Find the word "winds" in the data. Return every line where it appears.

(Data items)

........

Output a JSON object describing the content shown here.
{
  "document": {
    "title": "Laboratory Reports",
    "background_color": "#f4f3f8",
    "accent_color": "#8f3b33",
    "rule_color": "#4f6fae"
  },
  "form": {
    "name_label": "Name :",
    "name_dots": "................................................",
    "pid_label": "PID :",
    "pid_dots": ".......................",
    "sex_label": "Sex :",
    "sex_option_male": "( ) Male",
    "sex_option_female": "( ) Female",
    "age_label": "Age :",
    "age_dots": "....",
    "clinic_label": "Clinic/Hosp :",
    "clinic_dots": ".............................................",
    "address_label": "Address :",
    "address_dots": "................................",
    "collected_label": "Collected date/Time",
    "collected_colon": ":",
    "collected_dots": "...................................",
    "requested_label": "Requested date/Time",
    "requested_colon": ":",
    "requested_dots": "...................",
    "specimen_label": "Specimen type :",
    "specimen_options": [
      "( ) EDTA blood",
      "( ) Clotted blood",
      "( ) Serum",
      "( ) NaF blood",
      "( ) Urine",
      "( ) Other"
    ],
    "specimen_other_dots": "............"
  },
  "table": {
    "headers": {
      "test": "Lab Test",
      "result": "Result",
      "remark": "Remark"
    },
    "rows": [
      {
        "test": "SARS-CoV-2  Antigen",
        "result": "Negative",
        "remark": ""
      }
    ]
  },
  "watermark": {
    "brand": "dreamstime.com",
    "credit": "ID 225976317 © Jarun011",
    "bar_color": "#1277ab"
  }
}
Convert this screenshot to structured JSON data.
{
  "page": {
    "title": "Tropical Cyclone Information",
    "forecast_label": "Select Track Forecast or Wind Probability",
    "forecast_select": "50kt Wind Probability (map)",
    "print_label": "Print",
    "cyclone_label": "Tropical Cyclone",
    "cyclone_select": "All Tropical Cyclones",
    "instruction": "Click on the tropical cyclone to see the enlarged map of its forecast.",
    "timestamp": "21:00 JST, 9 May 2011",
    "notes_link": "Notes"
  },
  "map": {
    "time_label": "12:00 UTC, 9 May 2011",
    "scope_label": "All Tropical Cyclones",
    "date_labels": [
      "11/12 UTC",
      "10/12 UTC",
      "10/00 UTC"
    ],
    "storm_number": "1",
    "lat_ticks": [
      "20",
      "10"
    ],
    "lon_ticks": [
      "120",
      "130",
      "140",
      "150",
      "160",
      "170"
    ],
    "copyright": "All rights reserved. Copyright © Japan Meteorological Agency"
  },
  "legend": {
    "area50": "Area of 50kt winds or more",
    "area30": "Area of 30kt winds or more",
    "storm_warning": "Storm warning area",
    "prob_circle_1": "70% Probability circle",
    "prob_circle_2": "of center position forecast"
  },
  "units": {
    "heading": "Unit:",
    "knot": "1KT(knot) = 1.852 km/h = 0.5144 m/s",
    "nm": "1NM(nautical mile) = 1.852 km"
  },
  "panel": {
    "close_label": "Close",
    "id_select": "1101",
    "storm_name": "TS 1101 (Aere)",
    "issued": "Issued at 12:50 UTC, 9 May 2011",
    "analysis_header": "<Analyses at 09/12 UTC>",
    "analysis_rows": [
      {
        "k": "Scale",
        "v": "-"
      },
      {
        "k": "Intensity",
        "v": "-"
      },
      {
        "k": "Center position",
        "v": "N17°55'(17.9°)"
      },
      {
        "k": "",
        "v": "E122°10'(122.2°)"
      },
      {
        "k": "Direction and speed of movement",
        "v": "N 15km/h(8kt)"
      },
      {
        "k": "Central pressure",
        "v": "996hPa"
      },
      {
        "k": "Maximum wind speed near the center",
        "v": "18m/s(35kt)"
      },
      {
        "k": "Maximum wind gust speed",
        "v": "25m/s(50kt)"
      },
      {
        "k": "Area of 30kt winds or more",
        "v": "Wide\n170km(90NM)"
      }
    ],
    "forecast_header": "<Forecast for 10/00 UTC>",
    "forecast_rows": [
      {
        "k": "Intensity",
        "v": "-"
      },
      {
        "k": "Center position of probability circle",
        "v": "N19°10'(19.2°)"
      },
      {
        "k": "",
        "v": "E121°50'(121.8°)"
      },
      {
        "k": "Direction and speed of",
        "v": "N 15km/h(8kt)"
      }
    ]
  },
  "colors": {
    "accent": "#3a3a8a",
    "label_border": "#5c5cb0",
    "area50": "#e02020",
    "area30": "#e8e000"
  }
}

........

Problem solution:
    "area50": "Area of 50kt winds or more",
    "area30": "Area of 30kt winds or more",
        "k": "Area of 30kt winds or more",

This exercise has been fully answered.